Right now, if there's one blemish on the proceedings, it's the matchmaking and net code. Matches run fine once the game has been started, but twice I've been frozen in the lobby, and in a few other instances it's taken in excess of ten minutes to find and start a match. People are certainly playing right now, so the volume isn't a problem, but it feels like there's always a chance the game will phone-in its attempt to put a round together, and that's disappointing. Fortunately, it's not the norm at this point, and I have faith that Monolith will smooth things over in the near future.
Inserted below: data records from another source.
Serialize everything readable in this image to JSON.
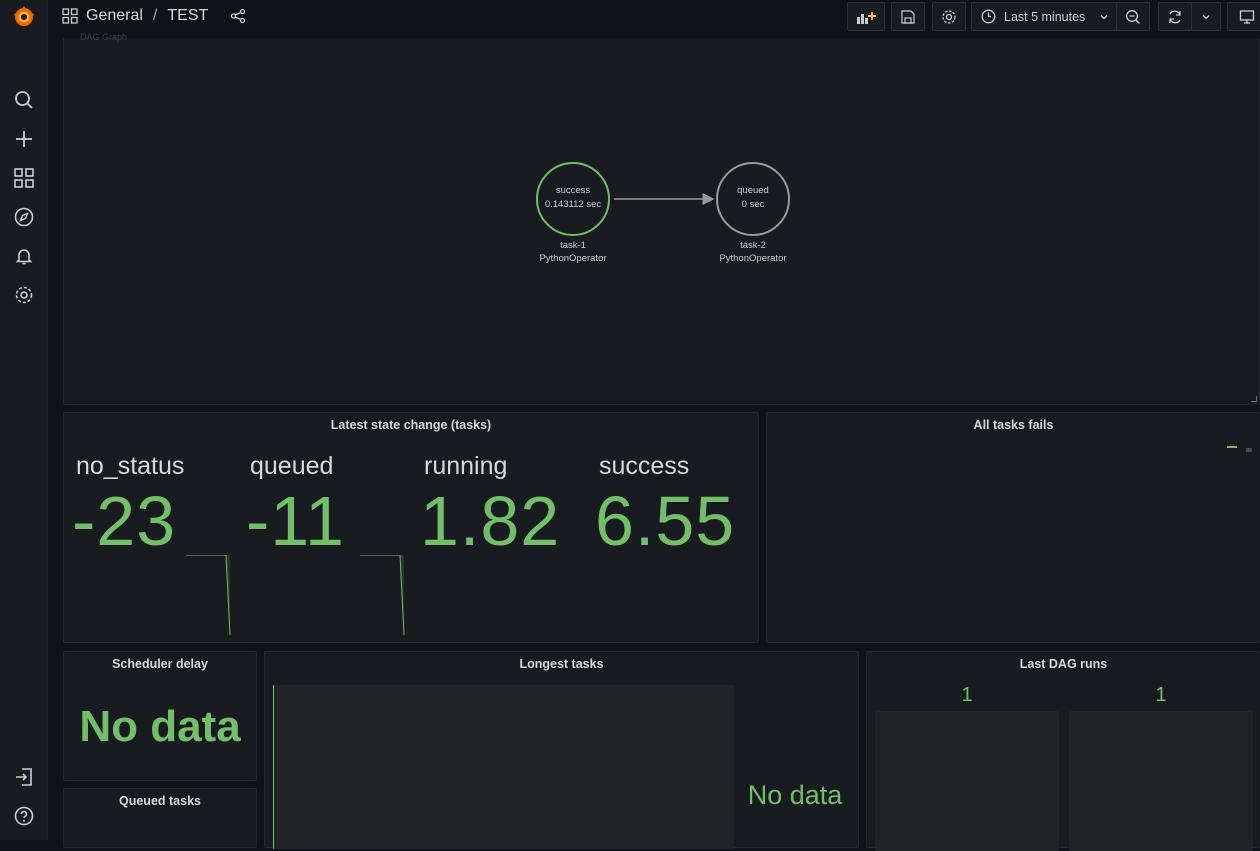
{
  "breadcrumb": {
    "folder": "General",
    "separator": "/",
    "dashboard": "TEST"
  },
  "toolbar": {
    "time_range": "Last 5 minutes"
  },
  "graph_panel": {
    "hidden_title": "DAG Graph",
    "nodes": [
      {
        "state": "success",
        "duration": "0.143112 sec",
        "task": "task-1",
        "operator": "PythonOperator"
      },
      {
        "state": "queued",
        "duration": "0 sec",
        "task": "task-2",
        "operator": "PythonOperator"
      }
    ]
  },
  "state_panel": {
    "title": "Latest state change (tasks)",
    "stats": [
      {
        "label": "no_status",
        "value": "-23"
      },
      {
        "label": "queued",
        "value": "-11"
      },
      {
        "label": "running",
        "value": "1.82"
      },
      {
        "label": "success",
        "value": "6.55"
      }
    ]
  },
  "fails_panel": {
    "title": "All tasks fails"
  },
  "scheduler_panel": {
    "title": "Scheduler delay",
    "value": "No data"
  },
  "queued_panel": {
    "title": "Queued tasks"
  },
  "longest_panel": {
    "title": "Longest tasks",
    "value": "No data"
  },
  "dagruns_panel": {
    "title": "Last DAG runs",
    "values": [
      "1",
      "1"
    ]
  },
  "colors": {
    "accent_green": "#73bf69",
    "node_gray": "#9b9b9b",
    "bg": "#111217",
    "panel": "#181b1f"
  }
}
This is a $15 download, and it packs more than enough content into its frame to balance out the relatively meager 5 maps and 3 modes. Make no mistake, however, Gotham City Impostors stands head and shoulders with every other big-box multiplayer shooter out there. It gives players just enough conventional shorthand to get off the ground before expanding into its own vibrant and chaotic mix of gunplay and gadget-assisted shenanigans. It's definitely one of the best games in its field and scope, and a surprisingly great twist on the Batman license.